Exercise prompt
In the records below, which lines include "photo"? Copy them.

━━━━━━

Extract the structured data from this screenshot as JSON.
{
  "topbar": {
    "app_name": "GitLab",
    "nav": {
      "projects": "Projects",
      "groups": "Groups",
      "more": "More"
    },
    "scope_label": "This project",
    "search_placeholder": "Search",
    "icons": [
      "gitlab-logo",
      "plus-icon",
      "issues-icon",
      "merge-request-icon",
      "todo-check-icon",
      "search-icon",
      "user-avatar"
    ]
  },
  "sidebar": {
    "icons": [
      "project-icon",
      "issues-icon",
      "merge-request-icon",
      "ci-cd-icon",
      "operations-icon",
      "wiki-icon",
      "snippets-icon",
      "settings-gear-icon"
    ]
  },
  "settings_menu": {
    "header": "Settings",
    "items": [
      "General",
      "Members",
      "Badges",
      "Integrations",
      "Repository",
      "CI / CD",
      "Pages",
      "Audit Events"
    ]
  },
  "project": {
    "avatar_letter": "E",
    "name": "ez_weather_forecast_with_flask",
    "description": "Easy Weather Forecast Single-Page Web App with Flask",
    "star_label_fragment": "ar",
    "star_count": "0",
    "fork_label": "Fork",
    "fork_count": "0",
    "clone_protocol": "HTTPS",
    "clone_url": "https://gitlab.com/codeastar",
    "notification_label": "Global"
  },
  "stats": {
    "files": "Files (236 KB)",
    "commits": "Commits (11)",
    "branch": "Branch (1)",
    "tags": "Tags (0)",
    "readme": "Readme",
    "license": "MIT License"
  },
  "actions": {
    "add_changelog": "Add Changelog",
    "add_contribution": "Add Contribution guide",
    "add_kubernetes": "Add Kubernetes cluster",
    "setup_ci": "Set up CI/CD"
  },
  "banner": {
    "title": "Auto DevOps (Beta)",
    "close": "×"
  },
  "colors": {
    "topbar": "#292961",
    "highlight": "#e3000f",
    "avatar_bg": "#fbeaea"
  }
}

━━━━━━

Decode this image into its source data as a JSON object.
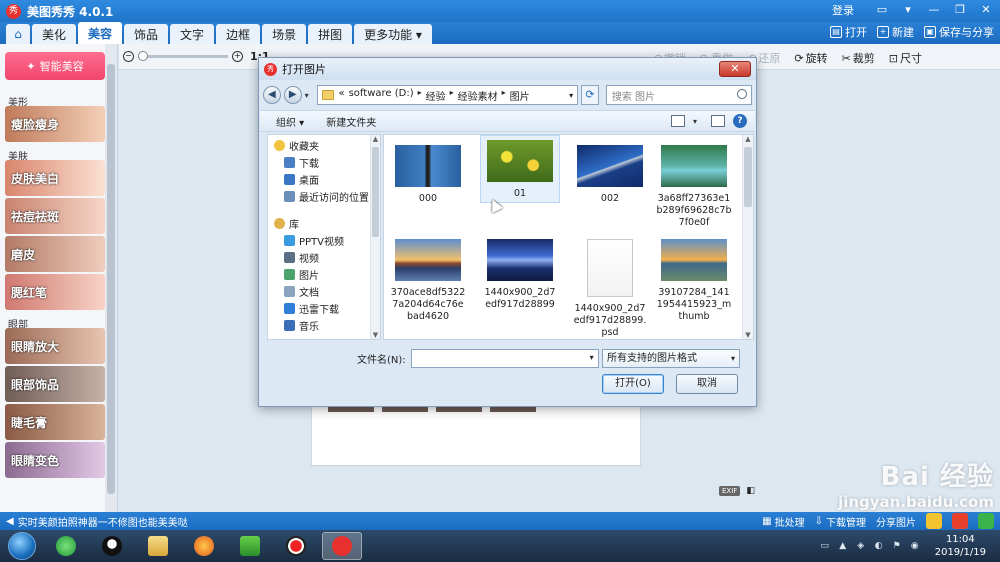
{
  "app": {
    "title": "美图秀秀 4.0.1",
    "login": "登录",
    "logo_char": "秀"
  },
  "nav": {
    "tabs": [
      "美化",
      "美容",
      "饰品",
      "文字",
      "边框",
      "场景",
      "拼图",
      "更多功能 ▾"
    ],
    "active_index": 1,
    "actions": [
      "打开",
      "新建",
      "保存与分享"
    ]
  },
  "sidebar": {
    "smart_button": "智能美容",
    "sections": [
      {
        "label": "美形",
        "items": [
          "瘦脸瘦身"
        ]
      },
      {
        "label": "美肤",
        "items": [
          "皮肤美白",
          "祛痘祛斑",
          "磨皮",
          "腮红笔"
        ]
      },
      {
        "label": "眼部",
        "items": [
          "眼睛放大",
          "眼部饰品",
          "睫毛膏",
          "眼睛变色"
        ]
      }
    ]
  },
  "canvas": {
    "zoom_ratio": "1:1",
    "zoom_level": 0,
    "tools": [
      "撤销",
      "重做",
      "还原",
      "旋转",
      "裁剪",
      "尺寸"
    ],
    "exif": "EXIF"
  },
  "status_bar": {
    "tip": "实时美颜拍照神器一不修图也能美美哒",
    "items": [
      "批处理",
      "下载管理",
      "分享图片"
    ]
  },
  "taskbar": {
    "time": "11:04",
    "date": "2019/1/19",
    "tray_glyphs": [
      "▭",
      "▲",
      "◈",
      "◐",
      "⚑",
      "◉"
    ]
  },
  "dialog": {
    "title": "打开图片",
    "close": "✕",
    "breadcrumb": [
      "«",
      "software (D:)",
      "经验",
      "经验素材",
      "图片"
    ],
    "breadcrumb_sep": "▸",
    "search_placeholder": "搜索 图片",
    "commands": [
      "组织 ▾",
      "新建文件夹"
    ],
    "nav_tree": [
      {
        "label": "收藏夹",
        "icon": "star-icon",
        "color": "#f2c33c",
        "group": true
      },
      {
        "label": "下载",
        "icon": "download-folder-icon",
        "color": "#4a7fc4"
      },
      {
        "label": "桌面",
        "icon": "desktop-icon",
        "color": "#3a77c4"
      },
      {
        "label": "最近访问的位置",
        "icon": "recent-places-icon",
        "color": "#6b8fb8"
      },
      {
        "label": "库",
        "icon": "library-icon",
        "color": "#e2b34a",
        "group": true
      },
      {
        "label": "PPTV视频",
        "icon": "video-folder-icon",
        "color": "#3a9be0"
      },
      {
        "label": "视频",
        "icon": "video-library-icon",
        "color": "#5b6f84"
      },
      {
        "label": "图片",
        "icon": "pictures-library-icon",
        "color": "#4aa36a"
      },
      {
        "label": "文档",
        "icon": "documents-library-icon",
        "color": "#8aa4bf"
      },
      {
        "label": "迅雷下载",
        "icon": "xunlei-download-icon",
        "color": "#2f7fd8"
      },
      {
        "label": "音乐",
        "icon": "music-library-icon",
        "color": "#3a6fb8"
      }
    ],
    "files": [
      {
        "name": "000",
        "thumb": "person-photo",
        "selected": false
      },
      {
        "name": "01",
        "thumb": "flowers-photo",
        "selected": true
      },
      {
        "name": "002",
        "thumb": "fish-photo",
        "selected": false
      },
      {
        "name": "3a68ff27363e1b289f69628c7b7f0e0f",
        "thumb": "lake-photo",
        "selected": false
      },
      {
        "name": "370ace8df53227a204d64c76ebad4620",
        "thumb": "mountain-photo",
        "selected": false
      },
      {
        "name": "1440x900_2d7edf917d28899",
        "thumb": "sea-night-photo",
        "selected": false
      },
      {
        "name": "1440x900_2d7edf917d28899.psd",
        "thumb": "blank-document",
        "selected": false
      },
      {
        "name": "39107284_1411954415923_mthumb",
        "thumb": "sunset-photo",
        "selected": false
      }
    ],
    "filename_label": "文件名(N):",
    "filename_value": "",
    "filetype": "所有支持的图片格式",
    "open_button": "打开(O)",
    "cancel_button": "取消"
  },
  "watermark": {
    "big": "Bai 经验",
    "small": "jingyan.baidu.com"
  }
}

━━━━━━

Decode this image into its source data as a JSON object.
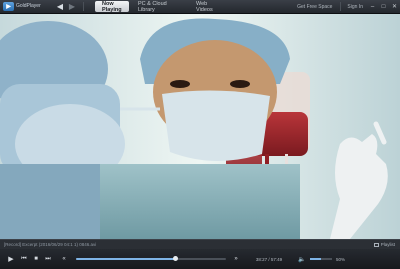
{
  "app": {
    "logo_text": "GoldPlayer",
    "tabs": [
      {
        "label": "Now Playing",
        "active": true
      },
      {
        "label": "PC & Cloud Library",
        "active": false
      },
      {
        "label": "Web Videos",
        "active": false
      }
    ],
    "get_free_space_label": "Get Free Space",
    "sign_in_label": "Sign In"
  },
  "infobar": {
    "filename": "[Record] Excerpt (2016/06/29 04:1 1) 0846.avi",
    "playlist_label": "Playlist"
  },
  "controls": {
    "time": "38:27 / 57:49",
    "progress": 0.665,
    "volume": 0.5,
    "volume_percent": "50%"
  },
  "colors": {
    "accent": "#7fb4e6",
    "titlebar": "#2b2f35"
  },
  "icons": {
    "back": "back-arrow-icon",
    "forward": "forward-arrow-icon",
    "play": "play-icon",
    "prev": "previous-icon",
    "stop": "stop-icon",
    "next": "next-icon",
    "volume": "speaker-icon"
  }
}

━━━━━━

Task output
        "thumb": "person-photo",
        "thumb": "flowers-photo",
        "thumb": "fish-photo",
        "thumb": "lake-photo",
        "thumb": "mountain-photo",
        "thumb": "sea-night-photo",
        "thumb": "sunset-photo",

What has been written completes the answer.